Data provided
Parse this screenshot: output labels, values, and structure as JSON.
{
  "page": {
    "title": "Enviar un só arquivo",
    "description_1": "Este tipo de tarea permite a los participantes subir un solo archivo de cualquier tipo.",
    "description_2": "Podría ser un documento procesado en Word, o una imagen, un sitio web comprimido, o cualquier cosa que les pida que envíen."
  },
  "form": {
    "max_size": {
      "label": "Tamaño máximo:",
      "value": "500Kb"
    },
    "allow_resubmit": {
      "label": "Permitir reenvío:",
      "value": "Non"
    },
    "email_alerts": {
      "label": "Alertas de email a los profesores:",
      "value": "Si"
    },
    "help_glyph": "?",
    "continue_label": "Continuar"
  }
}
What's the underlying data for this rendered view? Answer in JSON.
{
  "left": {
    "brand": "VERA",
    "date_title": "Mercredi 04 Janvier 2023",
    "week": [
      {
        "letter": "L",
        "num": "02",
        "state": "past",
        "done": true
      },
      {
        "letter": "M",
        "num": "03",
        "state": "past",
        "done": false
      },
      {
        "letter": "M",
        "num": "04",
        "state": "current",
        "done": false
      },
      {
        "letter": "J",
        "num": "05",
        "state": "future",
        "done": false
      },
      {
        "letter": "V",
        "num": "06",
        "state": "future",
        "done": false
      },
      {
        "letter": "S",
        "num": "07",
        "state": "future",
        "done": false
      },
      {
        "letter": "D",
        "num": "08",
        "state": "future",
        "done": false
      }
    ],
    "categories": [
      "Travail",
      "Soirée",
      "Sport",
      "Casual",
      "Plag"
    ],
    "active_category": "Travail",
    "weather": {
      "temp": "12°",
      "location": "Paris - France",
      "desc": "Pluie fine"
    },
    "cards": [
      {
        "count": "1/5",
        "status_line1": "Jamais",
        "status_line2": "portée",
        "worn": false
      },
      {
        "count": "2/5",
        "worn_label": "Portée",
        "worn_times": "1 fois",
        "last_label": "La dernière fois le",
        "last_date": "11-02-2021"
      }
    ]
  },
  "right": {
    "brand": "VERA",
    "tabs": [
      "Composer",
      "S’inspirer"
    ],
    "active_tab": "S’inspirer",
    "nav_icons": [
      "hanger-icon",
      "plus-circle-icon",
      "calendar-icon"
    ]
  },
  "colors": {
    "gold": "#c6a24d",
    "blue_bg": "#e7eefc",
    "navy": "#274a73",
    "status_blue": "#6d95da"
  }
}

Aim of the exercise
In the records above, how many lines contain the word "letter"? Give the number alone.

Solution to this problem
7